If the reviews are any indication, Fantastic Four didn’t have luck. Moreover, every new story from the set is worse than the preceding one. But despite my obsession with big-budget flops, I can’t help but wonder what all the fuss is about this time. There is no question the film is a box-office disaster in the domestic market, but in fairness, Hollywood only makes movies for China anyway. Time will tell if the global figures add up in the film’s favor but even John Carter made money internationally. And do you even know anyone who saw John Carter?

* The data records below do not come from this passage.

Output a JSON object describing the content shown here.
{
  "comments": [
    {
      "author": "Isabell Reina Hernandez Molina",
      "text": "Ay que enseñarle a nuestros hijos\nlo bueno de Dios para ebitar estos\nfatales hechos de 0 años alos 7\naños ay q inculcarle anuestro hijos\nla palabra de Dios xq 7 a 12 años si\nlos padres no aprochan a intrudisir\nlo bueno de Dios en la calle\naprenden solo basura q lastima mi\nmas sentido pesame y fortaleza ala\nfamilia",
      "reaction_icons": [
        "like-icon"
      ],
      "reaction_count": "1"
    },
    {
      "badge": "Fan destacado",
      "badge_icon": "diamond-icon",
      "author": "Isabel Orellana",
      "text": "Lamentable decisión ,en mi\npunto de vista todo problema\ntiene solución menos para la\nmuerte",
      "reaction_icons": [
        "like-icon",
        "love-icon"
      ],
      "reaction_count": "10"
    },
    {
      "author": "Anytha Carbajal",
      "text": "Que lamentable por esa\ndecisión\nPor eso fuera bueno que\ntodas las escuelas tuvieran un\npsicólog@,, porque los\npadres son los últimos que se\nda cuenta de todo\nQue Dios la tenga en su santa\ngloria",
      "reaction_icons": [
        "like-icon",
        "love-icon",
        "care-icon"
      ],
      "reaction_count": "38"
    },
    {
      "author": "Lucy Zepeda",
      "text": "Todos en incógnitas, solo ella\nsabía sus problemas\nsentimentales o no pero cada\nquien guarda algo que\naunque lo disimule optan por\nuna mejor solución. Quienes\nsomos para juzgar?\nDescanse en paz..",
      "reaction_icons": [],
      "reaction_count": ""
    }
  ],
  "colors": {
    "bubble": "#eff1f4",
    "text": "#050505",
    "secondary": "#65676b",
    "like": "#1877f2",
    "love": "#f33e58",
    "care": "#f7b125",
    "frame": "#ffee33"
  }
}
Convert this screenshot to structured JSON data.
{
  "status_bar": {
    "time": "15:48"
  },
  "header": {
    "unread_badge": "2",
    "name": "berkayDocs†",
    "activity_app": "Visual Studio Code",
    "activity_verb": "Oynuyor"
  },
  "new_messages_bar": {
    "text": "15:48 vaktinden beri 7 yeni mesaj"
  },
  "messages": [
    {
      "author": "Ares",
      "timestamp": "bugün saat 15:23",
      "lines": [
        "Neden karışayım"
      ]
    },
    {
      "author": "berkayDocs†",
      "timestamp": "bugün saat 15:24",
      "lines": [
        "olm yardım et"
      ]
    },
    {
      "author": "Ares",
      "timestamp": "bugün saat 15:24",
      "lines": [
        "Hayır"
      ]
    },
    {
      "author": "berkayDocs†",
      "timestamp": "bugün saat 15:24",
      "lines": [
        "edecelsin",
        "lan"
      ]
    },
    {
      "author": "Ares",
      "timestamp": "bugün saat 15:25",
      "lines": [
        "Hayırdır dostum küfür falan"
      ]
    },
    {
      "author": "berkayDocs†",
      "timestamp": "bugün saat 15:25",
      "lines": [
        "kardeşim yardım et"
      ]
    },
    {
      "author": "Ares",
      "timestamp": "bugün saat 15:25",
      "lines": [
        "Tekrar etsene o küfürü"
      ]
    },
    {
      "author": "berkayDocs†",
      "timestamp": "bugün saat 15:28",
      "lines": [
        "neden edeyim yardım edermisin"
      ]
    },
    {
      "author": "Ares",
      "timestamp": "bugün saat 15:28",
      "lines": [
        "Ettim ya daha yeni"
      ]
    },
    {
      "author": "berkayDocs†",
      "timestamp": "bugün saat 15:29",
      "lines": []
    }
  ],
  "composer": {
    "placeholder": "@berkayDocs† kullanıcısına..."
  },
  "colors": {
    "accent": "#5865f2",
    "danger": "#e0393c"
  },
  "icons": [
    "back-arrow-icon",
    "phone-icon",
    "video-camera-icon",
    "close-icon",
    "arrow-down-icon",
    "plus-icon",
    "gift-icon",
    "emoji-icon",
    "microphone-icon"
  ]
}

Arguably, Waterworld represented a watershed (fuck off) moment for the industry. Despite the omens, Waterworld found an audience on the home video and international markets, respectively. Like John Carter, it did make money after all–as did The Lone Ranger. Even Heaven’s Gate, the film that bankrupted an entire studio, has been reassessed as a misunderstood masterpiece. The Director’s Cut is available on Blu-Ray via The Criterion Collection, which means you have to like it. And I can’t wait to like it when I watch it at Matt Abrams’ house!*
So why has Fantastic Four been depicted as such a remarkable failure when it appears no big-budget disaster is capable of failing anymore? I can only think of one rational explanation: Twitter. In case you’re unaware, Twitter is awful and you should delete your account immediately, but that’s beside the point. Upon the film’s release, director Josh Trank tweeted the following:
Rumors of how awful Fantastic Four was going to be had persisted for quite some time, but it was Trank’s tweet that sank its reputation for good. In the past, a filmmaker unhappy with his/her cut of a film could opt for the “Alan Smithee” pseudonym. More often than not, a filmmaker who has helmed a flop remains silent until long after the dust settles. But here was Trank, damning 20th Century Fox’s film in front of the entire world.
But Trank needn’t have worried. Had he stayed away from Twitter on opening weekend, the film may not have transformed into the P.R. disaster it is today. I barely noticed Fantastic Four until Trank publicly shamed it online, and why should I have? It’s not like the film was trying to achieve anything meaningful. At least The Island of Dr. Moreau was the product of an ambitious and creative mind as opposed to just a product. When you realize Hollywood is no longer writing blank checks for artists, it’s difficult to take any discussions of modern-day flops seriously. While I sympathize with Trank’s pain, I suspect he would not have been incarcerated in Director Jail for long had he kept his mouth shut. You didn’t see Edgar Wright tweeting bitterly about his Marvel jilting when Ant-Man came out. Maybe he decided to call up Richard Stanley and ask him to summon a demon to curse Kevin Feige instead.
The tweet will be forgotten and Fantastic Four will exist on its own terms. It will make its money back—maybe not today, maybe not tomorrow, but some day—and the dreaded superhero saturation will continue. So the next time a lazy film journalist writes about an upcoming movie expected to crush the industry and bring Hollywood to Year Zero, don’t be fooled. There are no flops anymore—only toys whose returns of investment are taking longer to pay off than the others. The only tragedy is that these sluggish money-magnets have none of the spark, the madness, or the ambition of The Island of Dr. Moreau, Waterworld, or Heaven’s Gate. Will anyone make a documentary about the noble struggle to make yet another superhero movie? Will anyone care?
The flop is dead. Long live the flop.
* I didn’t.